Traditionalism v. Individualism: The Struggle of the Conservative Youth.
Julio Torres, Intern
Red Families v. Blue Families by Naomi Cahn and June Carbone examines the differences between the value systems of conservative and liberal families. The book compares, contrasts and connects the differences to explain how these shape contemporary American culture, economy and law.
The following excerpt explores how red (conservative) families struggle to successfully impart traditional norms of sexual behavior to a generation that no longer lives in the world of unanimous values of the nineteenth century. Today, conservative teenagers subscribe to the irreconcilable values of purity imparted in the home and the individualistic, liberal way of thinking they find outside. The wide gap between “belief and behavior” stems from the disconnect between competing value systems, a challenge that Sociologist Mark Regnerus words as “serving two masters.” Cahn and Carbone lay out the consequences of this dichotomy in red families.
This new middle-class ethic, unlike its nineteenth century counterpart, is a direct affront to those who do not accept its premises. The nineteenth-century emphasis on purity, with its condemnation of those who could not live up to its principles, may have been hypocritical (and often racist), but it reaffirmed consensus-based standards of morality. The new version, in contrast, is disdainful of traditional moral restraints, insistent on the rights of women and same-sex couples, and skeptical of once-venerated institutions such as marriage.
Traditionalists have responded to the changes in family form, the negative consequences for children, and the class-based nature of the transformation with a sense of crisis. If advocates of the new order are right that a promising future is the best contraceptive, this disturbing news for poorer men and women who face less-hopeful prospects. Moreover, if investment in women opens new opportunities to prosper in a post-industrial world, it does little for the poorly educated men who have less to offer in a society in which the factories that once employed them have moved overseas and the farms of their youth have given way to mechanized agribusiness conglomerates. The advice to defer childbearing until financial independence just does not resonate for those who may never achieve it.
At the same time, the growing gap between the beginning of sexual activity and marriage creates much more dissonance for evangelicals and their parents than it does for those with more tolerant attitudes towards sexuality. In today’s society, Protestant evangelical teens experience the biggest gap between belief and behavior. Both the teens and their parents hold more-conservative sexual attitudes than many others, but evangelically affiliated adolescents, for a variety of reasons that include class differences, lose their virginity at younger ages than the average for many other religious groups, and they are almost likely to do so with someone other than the partner they will mary. Sociologist Mark Regnerus reports:

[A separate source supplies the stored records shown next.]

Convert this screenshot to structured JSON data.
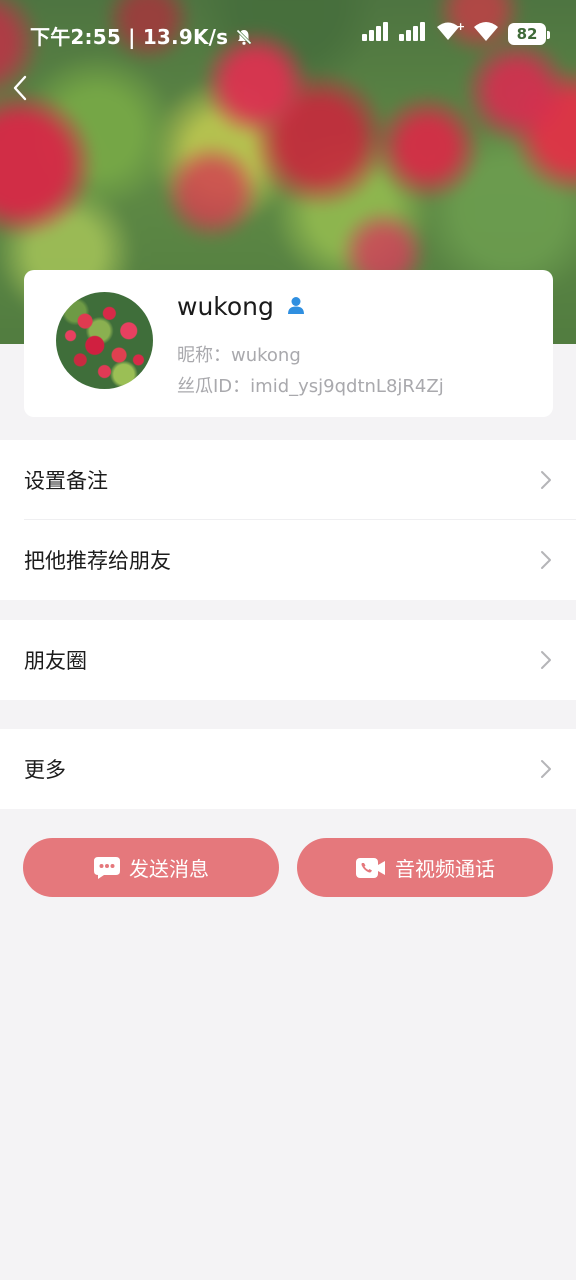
{
  "status_bar": {
    "time": "下午2:55",
    "separator": "|",
    "net_speed": "13.9K/s",
    "battery": "82"
  },
  "profile": {
    "username": "wukong",
    "nickname": "昵称：wukong",
    "sigua_id": "丝瓜ID：imid_ysj9qdtnL8jR4Zj"
  },
  "menu_groups": [
    {
      "items": [
        {
          "label": "设置备注"
        },
        {
          "label": "把他推荐给朋友"
        }
      ]
    },
    {
      "items": [
        {
          "label": "朋友圈"
        }
      ]
    },
    {
      "items": [
        {
          "label": "更多"
        }
      ]
    }
  ],
  "actions": {
    "send_message": "发送消息",
    "av_call": "音视频通话"
  },
  "colors": {
    "accent": "#e5787c",
    "background": "#f4f3f5",
    "badge_blue": "#2f8fe0"
  }
}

“[Evangelical adolescents]…are urged to drink deeply from the waters of American individualism and its self-focused pleasure ethic, yet they are asked to value time-honored religious traditions like family and chastity. They attempt to do both (while other religious groups don’t attempt this), and serving two masters is difficult. What results is a unique dialectic of sexual-conservatism-with-sexual –activity; a combination that breeds instability and the persistent suffering of consequences like elevated teen pregnancy rates.”

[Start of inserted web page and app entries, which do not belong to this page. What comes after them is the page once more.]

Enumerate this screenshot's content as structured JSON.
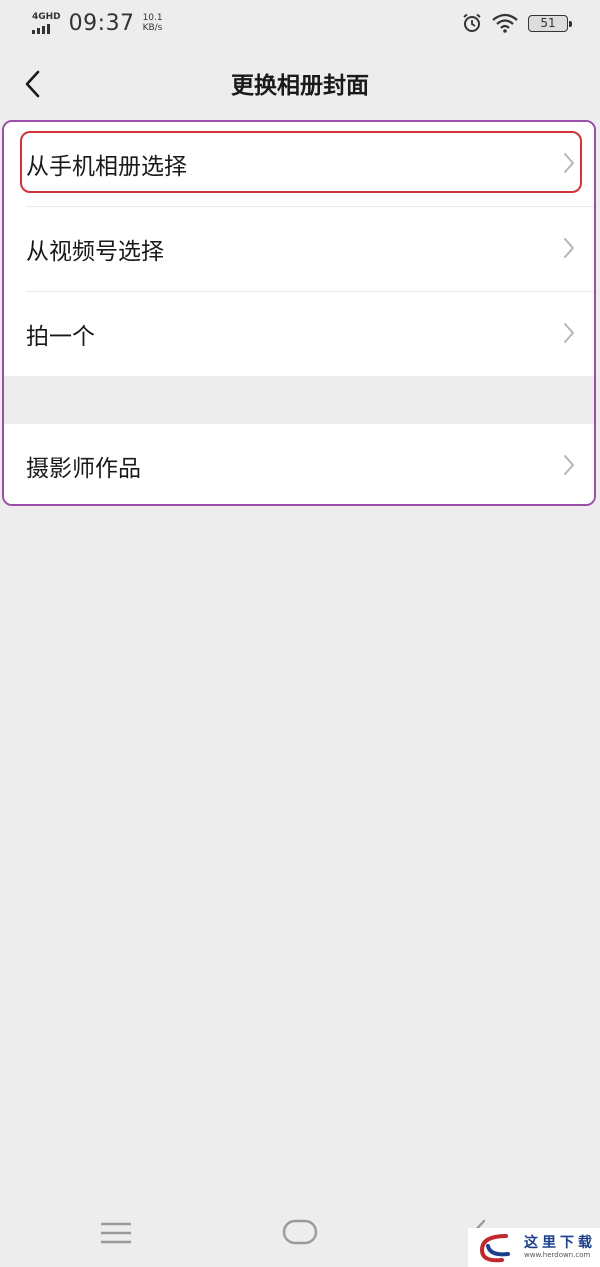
{
  "status_bar": {
    "network": "4GHD",
    "time": "09:37",
    "speed_value": "10.1",
    "speed_unit": "KB/s",
    "battery": "51"
  },
  "nav": {
    "title": "更换相册封面"
  },
  "menu": {
    "items": [
      {
        "label": "从手机相册选择"
      },
      {
        "label": "从视频号选择"
      },
      {
        "label": "拍一个"
      },
      {
        "label": "摄影师作品"
      }
    ]
  },
  "watermark": {
    "title": "这里下载",
    "url": "www.herdown.com"
  },
  "colors": {
    "background": "#ededed",
    "item_background": "#ffffff",
    "highlight_red": "#d2333b",
    "panel_purple": "#9b4fa8"
  }
}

More than half of the weekly churchgoers, who constituted the most devout in Regnerus’s sample, were no longer virgins by the age of 18, and well over 90% of all evangelical adults engage in sex before they marry; even those who delay sexual activity into their 20s nonetheless are likely to engage in premarital sex.
This combination of sex and conservatism breeds (in addition to generational tensions) a set of reinforcing cycles. More sex prompts more sermons and more emphasis on abstinence. More religion may, in fact, delay the beginning of sexual activity, particularly for the devout, who constitute 20-25% of the evangelicals Regnerus studied. It also, however, makes it more likely that teens who engage in sex will fail to use contraception, which in turn increases the likelihood of pregnancy. More pregnancy fuels parental concern and—as we will see in the next chapter—more forced marriages that raise the risk of divorce. Early marriage and childbearing, in addition to increasing instability, derails education and limits earning potential. More limited men’s income compels women’s greater workforce participation and, especially when it occurs because of the husband’s limitations as a breadwinner, decreases family happiness, particularly among the most traditional families. The consequential sense of failure increase the demands to constrain the popular culture—and blue family practices such as contraception and abortion—that undermines parental efforts to instill the right moral values in children.

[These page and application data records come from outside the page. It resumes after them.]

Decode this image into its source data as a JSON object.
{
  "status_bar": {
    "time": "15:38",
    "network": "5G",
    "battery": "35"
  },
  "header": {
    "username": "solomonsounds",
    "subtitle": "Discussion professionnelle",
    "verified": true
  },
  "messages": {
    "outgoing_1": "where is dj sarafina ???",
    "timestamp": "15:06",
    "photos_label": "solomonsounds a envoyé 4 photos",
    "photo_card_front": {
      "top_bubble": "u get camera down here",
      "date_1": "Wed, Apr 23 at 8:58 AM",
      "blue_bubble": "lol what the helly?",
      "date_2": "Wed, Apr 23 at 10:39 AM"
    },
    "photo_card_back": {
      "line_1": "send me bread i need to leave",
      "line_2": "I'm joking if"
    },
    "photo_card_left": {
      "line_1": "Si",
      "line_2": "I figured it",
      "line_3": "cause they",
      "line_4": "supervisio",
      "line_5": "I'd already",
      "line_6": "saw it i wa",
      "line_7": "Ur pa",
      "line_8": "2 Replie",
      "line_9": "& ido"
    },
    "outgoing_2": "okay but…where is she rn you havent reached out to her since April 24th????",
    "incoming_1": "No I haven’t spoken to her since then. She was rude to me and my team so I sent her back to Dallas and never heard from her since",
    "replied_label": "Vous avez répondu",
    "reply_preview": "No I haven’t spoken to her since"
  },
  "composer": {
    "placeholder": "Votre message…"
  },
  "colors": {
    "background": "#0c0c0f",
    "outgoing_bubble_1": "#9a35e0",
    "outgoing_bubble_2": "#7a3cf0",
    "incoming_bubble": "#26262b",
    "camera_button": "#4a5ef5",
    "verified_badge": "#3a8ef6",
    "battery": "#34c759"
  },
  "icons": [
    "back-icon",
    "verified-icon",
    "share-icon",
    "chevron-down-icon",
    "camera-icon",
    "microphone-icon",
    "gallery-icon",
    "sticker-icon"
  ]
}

The red analysis of our changing mores and its prescription for renewal have some validity. Greater religiosity does have a positive impact on sexual behavior and family commitment—but only for the most observant. Teachings that reinforce sexual restraint are most effective in the context of a network of the like-minded, who “teach and enable comprehensive religious perspectives about sexuality to compete more effectively against ubiquitous sexually permissive scripts” and provide supervised time and space that reinforce parental values and an orientation toward future goals, such as education. The most significant effect of these teachings is delay—religiously devout teens do begin sexual activity a year later on average than less-devout teens who profess the same religious—but even the most devout overwhelmingly do not abstain until marriage. Halfway measures that preach without providing supervision or support, or that restrict access to contraception without persuading teens to abstain, may be counterproductive. Moreover, such measures at their best may have an impact on the most-religious teens (a minority even among evangelicals), while increasing the risk that the relatively less-religious teens in these communities will become pregnant or suffer from preventable sexually transmitted diseases (STDs). Additionally, greater sexual restraint, even if it reduces the number of unintended pregnancies, does not entirely solve the matter of divorce… younger marriages provide a less-secure economic foundation for family life than they did in other areas, and lower income is a risk factor for divorce. That risk is compounded if the wife who would prefer a more-traditional division of family responsibilities has to work to support the family. Higher divorce rates, in turn, contribute to a sense of moral decay even in communities with more-stable family patterns than the country at large.